An open letter to our nonprofit members from Greg Baldwin, President of VolunteerMatch.
First the good news and a thank you. To all the actors, script-writers, production people and executives who put their talent and time to work last week to join the Entertainment Industry Foundation’s iParticipate TV campaign to celebrate volunteering — thank you. Keep it coming.
It was an extraordinary moment that put the voice of volunteers at the center of an emerging national conversation. The high-profile campaign embraced ideas that have been reshaping volunteering for over a decade and is an important tipping-point in the effort to help millions of local nonprofits, schools and civic institutions, like you, unlock the possibilities of volunteer service.
Now the bad news. The campaign didn’t work as planned, and as many of you reported to us, unresolved system bugs related to the Entertainment Industry Foundation’s implementation of the new All for Good APIs left thousands of interested volunteers on iParticipate.org browsing through an aggregation of incomplete, incorrect, duplicate, out-of-date and out-of-place volunteer opportunities — many of them your VolunteerMatch listings.
No one knows better than Hollywood that you never get a second chance to make a first impression. This was not the first impression we had hoped the bright lights of Hollywood would help you to make and we are sorry.

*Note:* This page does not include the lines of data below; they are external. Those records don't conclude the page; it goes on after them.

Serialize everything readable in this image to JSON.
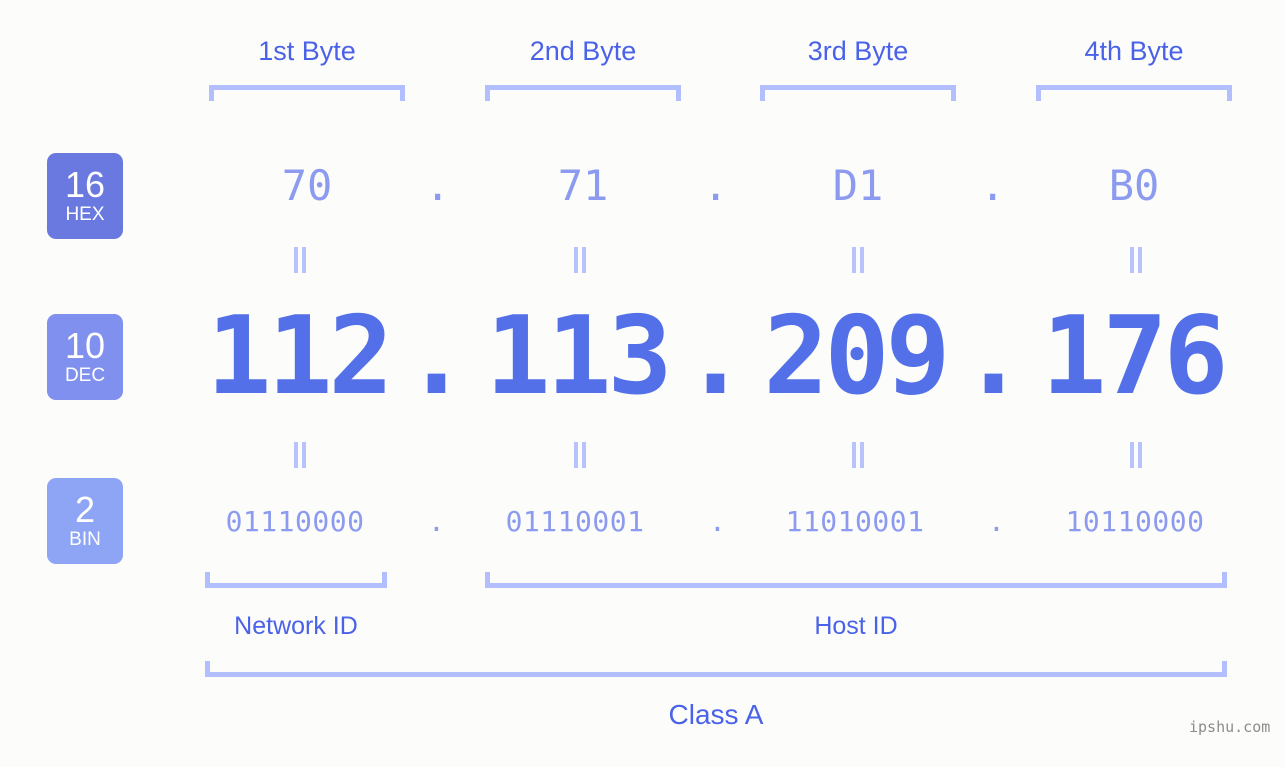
{
  "background_color": "#fcfdfa",
  "accent_colors": {
    "label_blue": "#4a62e8",
    "bracket_blue": "#b3beff",
    "light_value_blue": "#8c9bf0",
    "dec_blue": "#5470e8",
    "badge_hex": "#6a79e0",
    "badge_dec": "#8090ee",
    "badge_bin": "#8ea5f5",
    "watermark_gray": "#8c8c8c"
  },
  "byte_headers": [
    {
      "label": "1st Byte"
    },
    {
      "label": "2nd Byte"
    },
    {
      "label": "3rd Byte"
    },
    {
      "label": "4th Byte"
    }
  ],
  "bases": [
    {
      "number": "16",
      "name": "HEX",
      "color": "#6a79e0"
    },
    {
      "number": "10",
      "name": "DEC",
      "color": "#8090ee"
    },
    {
      "number": "2",
      "name": "BIN",
      "color": "#8ea5f5"
    }
  ],
  "rows": {
    "hex": {
      "octets": [
        "70",
        "71",
        "D1",
        "B0"
      ],
      "separator": "."
    },
    "dec": {
      "octets": [
        "112",
        "113",
        "209",
        "176"
      ],
      "separator": "."
    },
    "bin": {
      "octets": [
        "01110000",
        "01110001",
        "11010001",
        "10110000"
      ],
      "separator": "."
    }
  },
  "equality_marks": {
    "glyph": "=",
    "count_per_gap": 4
  },
  "footer": {
    "network_id_label": "Network ID",
    "host_id_label": "Host ID",
    "class_label": "Class A"
  },
  "watermark": {
    "text": "ipshu.com"
  }
}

As an example of some of the issues that have emerged, a default search on the San Francisco ZIP code 94108 returns only three listings and two of them are expired — one for a walk-a-thon on Treasure Island a couple weekends ago and one for the World Veg Festival that ended October 4th.
Searches in New York City invite interested volunteers to serve at a local soup kitchen — in Washington, D.C.; to become a volunteer firefighter in Dare County, NC.; and to join the Kidney Awareness Run in Sacramento, CA.
And searches all across the county included listings from nonprofits recruiting volunteers from January 01, 2000 to January 01, 1971 — really? That might be confusing unless of course you happen to be a UNIX programmer and recognized 01/01/1971 as the instant before computer time began.
How bad was it? It was like a telethon with the wrong phone number.
How did it impact the results? Over the course of the week this historic TV campaign produced an average of only 775 new visits a day or 2.6% of our weekly total of 208,400 visits. This amounts to perhaps 100 new volunteers.
These were not the results we expected, or the results you deserve.
We will continue to work to resolve these issues and to ensure that they don’t happen again. We can do better and we will.
I’d like to hear from you. Let us know what you think by leaving a comment below.